* Exercise brief *
Looking at the entries below, state how many lines contain the word "plugins". Give the number alone.
[Opening Supplied information section]
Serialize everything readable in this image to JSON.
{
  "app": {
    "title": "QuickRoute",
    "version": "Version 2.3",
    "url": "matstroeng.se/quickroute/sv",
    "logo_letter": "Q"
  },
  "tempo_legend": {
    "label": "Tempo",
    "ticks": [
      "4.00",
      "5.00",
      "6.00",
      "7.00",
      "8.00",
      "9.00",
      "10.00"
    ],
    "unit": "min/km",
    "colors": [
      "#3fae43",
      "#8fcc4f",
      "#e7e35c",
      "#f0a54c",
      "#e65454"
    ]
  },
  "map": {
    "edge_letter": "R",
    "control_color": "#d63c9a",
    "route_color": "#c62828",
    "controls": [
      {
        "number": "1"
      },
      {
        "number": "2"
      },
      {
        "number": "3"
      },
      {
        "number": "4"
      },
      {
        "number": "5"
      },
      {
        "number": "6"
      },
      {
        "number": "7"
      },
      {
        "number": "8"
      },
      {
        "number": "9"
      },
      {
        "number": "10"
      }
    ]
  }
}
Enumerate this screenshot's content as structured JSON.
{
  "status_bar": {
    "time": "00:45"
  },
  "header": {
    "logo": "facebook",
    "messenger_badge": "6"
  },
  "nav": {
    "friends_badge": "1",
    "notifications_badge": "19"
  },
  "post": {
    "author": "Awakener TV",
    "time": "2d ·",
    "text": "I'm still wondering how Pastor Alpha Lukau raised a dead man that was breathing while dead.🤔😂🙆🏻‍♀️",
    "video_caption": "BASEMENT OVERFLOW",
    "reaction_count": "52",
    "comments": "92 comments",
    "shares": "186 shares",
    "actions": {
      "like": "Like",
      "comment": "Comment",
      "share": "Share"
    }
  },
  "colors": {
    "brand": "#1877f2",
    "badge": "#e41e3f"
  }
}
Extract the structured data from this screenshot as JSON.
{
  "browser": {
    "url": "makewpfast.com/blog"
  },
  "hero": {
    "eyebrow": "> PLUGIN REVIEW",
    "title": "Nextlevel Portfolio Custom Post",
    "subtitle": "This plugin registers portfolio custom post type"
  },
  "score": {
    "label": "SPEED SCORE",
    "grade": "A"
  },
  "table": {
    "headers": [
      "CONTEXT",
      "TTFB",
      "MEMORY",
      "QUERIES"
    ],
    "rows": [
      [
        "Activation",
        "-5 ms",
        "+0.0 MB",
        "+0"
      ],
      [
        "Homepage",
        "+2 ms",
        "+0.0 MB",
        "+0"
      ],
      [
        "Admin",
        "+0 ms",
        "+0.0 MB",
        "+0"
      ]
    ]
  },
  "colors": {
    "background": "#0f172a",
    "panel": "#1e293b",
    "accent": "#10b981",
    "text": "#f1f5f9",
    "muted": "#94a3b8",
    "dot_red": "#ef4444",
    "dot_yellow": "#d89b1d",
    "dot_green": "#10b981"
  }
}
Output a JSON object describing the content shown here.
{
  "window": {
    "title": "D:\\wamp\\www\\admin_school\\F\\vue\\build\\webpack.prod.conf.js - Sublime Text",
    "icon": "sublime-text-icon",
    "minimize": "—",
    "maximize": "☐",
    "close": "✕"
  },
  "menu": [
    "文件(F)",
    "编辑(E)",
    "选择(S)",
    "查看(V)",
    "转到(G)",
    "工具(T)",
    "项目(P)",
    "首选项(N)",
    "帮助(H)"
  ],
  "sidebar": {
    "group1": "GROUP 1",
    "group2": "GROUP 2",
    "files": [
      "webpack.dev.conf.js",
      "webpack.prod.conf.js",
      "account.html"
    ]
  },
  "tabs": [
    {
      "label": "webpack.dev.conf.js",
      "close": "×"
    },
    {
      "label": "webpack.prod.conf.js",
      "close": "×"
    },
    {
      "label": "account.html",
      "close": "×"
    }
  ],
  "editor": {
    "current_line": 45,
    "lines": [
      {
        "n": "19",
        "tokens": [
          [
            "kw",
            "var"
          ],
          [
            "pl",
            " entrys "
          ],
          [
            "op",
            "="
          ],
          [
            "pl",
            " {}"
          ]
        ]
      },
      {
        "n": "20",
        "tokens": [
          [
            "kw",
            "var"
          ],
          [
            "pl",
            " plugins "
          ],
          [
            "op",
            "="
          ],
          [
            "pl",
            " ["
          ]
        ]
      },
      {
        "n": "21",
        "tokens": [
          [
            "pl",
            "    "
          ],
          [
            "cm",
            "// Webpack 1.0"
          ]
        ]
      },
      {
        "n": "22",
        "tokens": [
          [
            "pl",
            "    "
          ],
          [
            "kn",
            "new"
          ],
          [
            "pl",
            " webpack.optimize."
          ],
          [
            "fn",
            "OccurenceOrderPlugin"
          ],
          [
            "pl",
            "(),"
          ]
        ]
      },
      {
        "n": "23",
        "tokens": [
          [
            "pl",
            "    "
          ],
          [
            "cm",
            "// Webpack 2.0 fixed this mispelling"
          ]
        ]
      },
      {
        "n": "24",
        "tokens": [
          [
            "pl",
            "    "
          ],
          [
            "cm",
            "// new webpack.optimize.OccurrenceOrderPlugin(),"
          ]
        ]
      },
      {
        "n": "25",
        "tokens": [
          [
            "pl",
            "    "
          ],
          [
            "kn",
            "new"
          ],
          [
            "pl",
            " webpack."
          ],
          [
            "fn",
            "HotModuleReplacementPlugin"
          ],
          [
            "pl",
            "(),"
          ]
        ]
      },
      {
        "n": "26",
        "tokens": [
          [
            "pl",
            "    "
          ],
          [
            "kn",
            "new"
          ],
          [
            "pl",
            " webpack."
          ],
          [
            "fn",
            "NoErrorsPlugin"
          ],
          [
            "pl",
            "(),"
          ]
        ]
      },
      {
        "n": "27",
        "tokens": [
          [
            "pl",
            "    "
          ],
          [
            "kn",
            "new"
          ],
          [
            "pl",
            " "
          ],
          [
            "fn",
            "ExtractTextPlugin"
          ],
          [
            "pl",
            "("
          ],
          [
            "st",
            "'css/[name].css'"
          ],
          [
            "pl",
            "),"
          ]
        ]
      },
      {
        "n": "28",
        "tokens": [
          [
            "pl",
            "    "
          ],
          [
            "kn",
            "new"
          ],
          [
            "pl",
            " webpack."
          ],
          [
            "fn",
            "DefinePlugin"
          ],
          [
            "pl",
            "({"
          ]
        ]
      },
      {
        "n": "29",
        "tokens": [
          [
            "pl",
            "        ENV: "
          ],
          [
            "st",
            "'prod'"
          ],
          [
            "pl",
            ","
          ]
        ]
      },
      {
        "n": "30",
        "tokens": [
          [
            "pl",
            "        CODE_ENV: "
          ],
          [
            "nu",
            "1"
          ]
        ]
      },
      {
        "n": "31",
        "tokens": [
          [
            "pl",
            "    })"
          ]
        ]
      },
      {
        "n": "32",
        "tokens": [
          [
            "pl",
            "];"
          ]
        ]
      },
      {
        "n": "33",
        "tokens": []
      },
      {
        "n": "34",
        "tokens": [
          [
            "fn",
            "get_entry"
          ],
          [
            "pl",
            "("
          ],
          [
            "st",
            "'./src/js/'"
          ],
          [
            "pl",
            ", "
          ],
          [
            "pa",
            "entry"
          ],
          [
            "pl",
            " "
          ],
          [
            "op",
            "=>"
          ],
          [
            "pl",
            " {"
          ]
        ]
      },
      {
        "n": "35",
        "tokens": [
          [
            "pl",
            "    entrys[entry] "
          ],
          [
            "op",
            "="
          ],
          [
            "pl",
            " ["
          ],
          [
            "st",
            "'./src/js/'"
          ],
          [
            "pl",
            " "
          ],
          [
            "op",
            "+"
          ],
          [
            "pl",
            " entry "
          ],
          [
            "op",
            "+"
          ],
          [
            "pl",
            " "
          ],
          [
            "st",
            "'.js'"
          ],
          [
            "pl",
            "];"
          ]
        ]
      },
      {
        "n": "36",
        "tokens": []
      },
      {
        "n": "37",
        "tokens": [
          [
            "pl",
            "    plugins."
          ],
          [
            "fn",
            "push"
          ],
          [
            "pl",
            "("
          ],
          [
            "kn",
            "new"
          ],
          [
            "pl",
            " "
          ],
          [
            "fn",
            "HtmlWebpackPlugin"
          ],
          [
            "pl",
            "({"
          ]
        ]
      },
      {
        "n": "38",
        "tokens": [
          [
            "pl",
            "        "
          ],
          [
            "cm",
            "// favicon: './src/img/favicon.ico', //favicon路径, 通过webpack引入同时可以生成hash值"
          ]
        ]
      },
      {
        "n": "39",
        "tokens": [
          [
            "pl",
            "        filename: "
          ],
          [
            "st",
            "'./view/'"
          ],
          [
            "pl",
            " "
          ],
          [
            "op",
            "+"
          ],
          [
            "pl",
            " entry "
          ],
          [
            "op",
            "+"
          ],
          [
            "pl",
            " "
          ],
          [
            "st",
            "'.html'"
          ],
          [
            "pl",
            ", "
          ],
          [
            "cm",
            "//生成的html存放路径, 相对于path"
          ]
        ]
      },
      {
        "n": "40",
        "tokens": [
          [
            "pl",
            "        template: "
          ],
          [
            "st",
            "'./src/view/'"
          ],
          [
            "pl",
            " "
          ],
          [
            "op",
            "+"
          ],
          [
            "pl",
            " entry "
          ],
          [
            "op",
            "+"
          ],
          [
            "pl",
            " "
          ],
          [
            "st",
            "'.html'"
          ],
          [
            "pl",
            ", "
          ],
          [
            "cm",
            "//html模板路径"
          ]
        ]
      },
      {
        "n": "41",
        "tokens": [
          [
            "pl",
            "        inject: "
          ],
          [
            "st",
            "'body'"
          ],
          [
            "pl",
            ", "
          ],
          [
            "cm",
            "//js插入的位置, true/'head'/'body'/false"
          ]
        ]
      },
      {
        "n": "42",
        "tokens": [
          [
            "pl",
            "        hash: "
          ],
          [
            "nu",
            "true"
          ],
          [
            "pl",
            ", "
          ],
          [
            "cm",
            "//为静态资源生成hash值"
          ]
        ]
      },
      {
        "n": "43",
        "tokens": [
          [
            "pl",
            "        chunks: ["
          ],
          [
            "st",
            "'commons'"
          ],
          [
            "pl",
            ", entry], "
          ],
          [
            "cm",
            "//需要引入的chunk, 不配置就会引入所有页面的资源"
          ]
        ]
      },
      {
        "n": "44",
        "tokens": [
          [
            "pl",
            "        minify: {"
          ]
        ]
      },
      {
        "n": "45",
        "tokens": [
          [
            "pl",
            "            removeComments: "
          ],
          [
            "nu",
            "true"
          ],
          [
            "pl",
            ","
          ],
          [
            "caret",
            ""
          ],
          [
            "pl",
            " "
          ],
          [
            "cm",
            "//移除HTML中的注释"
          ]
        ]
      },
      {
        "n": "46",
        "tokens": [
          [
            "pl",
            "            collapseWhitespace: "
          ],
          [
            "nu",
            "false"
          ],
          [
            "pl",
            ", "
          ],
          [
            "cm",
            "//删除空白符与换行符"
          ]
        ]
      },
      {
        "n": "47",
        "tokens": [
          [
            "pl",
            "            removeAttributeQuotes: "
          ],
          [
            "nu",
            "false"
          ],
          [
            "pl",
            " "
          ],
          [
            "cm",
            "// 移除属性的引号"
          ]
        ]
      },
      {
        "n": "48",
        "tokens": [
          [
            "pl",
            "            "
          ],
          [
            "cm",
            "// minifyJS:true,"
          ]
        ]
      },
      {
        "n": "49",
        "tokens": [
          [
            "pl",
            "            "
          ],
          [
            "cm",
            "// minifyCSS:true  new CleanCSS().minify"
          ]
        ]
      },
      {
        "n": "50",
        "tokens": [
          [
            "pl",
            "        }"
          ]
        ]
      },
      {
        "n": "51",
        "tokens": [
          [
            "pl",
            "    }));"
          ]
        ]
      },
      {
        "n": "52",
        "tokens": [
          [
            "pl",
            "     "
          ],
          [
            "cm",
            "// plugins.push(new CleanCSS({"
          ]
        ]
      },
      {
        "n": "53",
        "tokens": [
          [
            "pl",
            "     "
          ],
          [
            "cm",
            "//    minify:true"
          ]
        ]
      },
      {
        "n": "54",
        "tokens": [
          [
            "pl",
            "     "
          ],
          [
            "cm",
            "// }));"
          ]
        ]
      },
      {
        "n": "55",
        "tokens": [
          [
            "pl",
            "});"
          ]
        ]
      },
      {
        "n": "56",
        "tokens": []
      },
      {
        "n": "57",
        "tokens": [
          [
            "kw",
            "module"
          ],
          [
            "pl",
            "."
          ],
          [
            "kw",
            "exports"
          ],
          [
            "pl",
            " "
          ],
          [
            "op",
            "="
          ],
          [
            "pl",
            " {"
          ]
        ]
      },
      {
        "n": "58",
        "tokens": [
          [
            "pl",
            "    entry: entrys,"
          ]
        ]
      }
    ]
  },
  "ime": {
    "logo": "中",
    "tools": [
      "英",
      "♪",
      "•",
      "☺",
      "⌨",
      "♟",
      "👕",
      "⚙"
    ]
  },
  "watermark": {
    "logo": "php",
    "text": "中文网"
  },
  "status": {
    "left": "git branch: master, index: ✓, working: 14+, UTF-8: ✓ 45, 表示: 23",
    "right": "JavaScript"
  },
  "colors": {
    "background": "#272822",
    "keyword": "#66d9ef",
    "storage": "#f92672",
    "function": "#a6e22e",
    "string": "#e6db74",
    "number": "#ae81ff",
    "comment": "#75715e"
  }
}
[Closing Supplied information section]
* Response below *
3